American Airlines has been the major carrier serving Caribbean destinations from the United States for quite some time. The airline offered more frequent service in more destinations than any other airline. In a blow to Caribbean travel, American Airlines recently announced they will reduce daily flights from their San Juan, Puerto Rico hub, as well as from gateway cities in the U.S. If you’re planning to travel to the Caribbean this fall, you may want to have a look at your travel arrangements.

American Airlines will reduce flights into San Juan from 38 daily flights to 18 daily flights, effective September 3, 2008. At that time, American will cease to offer nonstop, daily service to San Juan from Baltimore/Washington, Fort Lauderdale, Newark, Orlando, Los Angeles and Washington Dulles. The airline will continue to offer nonstop service to San Juan from Boston, Chicago, Dallas/Fort Worth, Miami, New York JFK, Philadelphia and Hartford. In the Caribbean, American will stop service to Antigua, St. Maarten and Santo Domingo from San Juan.

American Eagle will also reduce its Caribbean schedule from 55 to 33 daily departures out of San Juan on September 3, 2008. The regional carrier will eliminate daily flights from San Juan to Aruba as well as to Samana, Dominican Republic. Both destinations will continue to be served daily from Miami.

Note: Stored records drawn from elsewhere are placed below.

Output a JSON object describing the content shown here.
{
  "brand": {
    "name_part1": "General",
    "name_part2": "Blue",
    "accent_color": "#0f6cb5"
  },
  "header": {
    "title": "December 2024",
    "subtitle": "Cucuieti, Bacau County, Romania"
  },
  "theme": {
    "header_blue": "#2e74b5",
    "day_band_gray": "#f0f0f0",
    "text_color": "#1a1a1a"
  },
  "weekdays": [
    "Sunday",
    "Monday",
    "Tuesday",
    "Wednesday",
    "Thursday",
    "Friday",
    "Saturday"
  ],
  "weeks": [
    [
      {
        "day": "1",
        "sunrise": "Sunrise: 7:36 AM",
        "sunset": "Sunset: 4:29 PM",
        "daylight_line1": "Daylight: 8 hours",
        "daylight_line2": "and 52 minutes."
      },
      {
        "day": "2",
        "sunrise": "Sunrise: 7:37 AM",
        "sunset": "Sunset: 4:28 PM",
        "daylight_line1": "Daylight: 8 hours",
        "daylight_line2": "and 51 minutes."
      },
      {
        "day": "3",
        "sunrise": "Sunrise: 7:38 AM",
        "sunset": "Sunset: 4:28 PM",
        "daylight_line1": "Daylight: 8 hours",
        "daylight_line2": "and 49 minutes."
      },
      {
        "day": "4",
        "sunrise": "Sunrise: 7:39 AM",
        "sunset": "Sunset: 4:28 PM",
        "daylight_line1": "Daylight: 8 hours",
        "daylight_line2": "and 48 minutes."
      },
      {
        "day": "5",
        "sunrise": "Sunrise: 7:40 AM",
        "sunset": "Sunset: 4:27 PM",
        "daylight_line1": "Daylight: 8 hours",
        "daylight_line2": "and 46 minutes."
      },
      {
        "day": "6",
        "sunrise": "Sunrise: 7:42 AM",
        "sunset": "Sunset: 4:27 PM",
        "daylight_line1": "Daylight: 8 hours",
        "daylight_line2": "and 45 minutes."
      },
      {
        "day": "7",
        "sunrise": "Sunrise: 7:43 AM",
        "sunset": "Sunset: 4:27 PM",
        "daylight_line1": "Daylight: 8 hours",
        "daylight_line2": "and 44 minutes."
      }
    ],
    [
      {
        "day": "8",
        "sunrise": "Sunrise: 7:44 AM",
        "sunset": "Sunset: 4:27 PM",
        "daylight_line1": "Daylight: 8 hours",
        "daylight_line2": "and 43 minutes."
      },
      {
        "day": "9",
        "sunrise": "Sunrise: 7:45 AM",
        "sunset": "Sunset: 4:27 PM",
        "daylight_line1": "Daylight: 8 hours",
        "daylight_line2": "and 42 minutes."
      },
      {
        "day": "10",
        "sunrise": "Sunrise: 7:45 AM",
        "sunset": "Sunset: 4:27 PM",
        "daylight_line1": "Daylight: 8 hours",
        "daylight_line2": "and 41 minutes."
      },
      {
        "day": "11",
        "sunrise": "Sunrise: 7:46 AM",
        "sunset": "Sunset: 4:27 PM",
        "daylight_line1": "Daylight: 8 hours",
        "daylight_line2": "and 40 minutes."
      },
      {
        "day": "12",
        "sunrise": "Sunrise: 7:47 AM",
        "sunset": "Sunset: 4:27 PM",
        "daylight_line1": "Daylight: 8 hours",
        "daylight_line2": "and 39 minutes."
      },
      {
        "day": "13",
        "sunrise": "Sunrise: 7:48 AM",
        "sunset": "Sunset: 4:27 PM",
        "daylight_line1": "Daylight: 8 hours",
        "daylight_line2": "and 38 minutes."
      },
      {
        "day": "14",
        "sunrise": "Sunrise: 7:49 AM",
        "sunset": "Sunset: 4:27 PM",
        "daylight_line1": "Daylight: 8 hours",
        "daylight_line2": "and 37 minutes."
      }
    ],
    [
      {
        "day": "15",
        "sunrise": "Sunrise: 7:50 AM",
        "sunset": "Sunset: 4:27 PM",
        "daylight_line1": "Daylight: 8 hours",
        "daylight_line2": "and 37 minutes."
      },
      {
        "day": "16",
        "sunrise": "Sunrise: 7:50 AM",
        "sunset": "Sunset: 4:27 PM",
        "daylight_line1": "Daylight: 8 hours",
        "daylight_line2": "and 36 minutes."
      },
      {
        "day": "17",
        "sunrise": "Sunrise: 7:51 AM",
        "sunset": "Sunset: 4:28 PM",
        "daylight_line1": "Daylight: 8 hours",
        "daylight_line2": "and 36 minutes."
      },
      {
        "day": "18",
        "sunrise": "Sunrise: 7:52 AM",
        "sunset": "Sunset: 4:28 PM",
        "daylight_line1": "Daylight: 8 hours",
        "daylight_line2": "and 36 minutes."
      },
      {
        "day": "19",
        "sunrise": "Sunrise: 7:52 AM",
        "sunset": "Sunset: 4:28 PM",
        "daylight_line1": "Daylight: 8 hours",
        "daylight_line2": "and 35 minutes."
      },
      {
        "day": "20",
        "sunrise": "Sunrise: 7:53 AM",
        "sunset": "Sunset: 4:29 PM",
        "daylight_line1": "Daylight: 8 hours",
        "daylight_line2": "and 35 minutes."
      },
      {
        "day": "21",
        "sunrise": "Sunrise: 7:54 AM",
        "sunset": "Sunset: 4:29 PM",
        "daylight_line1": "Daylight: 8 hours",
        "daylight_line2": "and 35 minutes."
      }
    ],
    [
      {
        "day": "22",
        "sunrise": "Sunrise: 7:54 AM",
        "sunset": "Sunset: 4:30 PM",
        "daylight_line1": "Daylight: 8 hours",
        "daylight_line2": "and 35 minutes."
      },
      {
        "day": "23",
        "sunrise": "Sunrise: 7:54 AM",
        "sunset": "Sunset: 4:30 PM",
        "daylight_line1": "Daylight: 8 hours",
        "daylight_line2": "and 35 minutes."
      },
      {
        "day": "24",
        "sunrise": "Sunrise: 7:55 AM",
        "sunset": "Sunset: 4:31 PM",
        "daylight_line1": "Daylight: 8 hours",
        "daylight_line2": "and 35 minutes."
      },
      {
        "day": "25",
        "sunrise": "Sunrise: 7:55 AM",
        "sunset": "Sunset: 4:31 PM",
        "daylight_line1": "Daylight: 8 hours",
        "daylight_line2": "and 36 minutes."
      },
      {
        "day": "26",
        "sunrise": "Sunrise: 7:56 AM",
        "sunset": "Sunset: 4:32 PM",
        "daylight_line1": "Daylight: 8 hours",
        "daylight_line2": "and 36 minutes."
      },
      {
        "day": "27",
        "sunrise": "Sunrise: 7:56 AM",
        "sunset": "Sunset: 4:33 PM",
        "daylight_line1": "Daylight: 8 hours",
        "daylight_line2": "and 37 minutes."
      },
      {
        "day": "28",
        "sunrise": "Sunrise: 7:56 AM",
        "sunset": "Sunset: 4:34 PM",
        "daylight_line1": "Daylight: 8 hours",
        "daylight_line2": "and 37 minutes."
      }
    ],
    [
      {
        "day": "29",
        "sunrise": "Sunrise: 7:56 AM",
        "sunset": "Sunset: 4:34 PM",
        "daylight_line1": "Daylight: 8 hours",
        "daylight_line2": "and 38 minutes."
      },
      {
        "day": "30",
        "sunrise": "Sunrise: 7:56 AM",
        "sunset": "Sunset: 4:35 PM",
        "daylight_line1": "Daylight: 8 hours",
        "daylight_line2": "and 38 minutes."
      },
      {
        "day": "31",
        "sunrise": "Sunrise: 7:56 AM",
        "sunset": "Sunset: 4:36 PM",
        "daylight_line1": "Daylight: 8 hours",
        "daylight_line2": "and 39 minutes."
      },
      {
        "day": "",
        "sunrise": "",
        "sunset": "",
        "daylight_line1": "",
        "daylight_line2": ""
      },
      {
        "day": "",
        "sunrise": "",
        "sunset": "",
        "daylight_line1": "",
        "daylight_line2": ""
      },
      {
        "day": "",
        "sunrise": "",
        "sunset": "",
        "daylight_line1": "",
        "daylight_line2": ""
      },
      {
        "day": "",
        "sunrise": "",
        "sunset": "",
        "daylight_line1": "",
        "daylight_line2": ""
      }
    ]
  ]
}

American Eagle will continue to serve San Juan with 33 daily flights to the following destinations: Anguilla; Antigua; Barbados; Bonaire; Canouan; Curacao; Dominica; Martinique; La Romana, Puerto Plata, Punta Cana, Santiago and Santo Domingo, Dominican Republic; Guadeloupe; Nevis; St. Croix; St. Kitts; St. Lucia; St. Marten; St. Thomas; Tortola; and Trinidad.

No cuts will be made in service between Miami and San Juan, and specific schedules will be published shortly, said Peter Bowler. American Eagle’s CEO. In addition, American Eagle, the regional carrier for American Airlines, also plans to move some of its 66-seat Super ATR-72 turboprops to Dallas and will ground its fleet of 34-seat Saab 340s.